The subscript operator returns a reference to the corresponding element of the array.
Thus, the expression (a[i] = q, a[i]) == q evaluates as true for any non-constant valarray<T> a, any T q, and for any size_t i such that the value of i is less than the length of a.
The expression &a[i+j] == &a[i] + j evaluates as true for all size_t i and size_t j such that i+j is less than the length of the array a.
Likewise, the expression &a[i] != &b[j] evaluates as true for any two arrays a and b and for any size_t i and size_t j such that i is less than the length of a and j is less than the length of b. This property indicates an absence of aliasing and may be used to advantage by optimizing compilers.287
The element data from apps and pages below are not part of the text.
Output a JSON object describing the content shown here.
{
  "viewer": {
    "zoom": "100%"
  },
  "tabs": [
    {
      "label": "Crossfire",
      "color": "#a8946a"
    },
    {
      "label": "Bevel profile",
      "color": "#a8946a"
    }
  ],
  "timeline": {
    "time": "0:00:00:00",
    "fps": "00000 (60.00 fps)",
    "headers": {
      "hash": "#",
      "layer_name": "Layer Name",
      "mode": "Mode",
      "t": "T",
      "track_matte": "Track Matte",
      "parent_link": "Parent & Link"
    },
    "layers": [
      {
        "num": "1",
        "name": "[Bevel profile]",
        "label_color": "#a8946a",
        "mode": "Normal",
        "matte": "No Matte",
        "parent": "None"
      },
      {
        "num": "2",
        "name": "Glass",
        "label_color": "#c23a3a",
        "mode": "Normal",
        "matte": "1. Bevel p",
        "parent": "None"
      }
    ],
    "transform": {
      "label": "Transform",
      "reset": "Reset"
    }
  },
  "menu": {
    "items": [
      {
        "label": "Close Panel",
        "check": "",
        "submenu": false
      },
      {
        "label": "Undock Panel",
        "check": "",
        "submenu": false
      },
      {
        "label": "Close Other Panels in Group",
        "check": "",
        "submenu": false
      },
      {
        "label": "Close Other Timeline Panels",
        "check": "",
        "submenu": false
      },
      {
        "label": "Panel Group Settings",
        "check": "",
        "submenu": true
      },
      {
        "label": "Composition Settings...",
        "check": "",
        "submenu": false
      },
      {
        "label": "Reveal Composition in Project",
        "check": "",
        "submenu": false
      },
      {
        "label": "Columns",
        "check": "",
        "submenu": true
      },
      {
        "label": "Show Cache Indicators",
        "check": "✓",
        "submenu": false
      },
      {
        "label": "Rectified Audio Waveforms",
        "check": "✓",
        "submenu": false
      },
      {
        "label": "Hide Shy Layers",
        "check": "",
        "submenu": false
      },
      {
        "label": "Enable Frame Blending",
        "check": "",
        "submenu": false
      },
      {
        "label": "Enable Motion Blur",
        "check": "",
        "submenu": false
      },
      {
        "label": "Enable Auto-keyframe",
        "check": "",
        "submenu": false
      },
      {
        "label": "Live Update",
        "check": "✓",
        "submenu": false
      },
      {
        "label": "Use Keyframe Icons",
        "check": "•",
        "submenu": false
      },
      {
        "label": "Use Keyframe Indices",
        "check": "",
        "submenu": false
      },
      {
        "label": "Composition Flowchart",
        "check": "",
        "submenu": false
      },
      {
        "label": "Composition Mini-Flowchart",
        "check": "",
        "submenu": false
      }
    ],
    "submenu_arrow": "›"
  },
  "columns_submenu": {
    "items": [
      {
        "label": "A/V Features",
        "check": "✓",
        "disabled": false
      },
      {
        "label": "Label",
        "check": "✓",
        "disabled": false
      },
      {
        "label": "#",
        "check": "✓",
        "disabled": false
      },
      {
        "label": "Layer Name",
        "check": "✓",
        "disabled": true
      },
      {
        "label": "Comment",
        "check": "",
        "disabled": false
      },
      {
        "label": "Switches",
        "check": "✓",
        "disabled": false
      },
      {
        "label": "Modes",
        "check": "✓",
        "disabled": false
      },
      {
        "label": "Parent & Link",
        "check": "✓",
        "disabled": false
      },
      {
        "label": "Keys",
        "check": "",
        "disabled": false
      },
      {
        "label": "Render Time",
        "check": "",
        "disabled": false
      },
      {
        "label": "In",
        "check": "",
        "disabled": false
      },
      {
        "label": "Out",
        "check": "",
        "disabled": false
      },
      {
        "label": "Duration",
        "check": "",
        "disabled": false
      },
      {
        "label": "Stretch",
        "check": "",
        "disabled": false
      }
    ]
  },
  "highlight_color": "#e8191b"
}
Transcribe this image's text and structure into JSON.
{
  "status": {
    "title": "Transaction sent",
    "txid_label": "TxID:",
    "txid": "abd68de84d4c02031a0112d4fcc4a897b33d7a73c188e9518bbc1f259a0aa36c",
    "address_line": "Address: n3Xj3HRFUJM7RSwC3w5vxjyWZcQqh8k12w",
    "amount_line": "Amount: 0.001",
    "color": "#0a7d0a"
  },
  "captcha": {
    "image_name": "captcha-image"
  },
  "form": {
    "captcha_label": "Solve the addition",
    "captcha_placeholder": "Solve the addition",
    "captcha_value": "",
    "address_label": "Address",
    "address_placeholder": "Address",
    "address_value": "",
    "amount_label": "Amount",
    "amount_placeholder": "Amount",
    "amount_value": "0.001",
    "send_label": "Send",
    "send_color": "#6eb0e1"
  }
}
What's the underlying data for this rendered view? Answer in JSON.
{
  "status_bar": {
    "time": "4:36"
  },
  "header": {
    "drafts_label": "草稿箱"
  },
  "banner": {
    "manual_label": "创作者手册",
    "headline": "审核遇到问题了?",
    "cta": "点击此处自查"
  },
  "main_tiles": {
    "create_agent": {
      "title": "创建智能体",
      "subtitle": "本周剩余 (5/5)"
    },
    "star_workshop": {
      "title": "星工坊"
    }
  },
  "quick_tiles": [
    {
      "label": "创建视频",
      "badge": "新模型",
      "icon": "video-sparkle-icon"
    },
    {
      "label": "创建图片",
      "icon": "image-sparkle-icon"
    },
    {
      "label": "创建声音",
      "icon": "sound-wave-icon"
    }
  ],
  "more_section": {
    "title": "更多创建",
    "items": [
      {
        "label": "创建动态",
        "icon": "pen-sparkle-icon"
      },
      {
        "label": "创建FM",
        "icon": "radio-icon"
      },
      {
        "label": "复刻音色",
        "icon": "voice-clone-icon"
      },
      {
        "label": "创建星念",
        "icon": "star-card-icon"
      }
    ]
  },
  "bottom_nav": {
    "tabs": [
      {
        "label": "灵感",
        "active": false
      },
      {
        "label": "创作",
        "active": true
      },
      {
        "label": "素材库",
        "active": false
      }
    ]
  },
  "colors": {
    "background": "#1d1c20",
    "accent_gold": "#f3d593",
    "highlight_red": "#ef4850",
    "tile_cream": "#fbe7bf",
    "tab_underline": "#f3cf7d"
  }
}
The reference returned by the subscript operator for an array is guaranteed to be valid until the member function resize(size_t, T) ([valarray.members]) is called for that array or until the lifetime of that array ends, whichever happens first.
Compilers may take advantage of inlining, constant propagation, loop fusion, tracking of pointers obtained from operator new, and other techniques to generate efficient valarrays.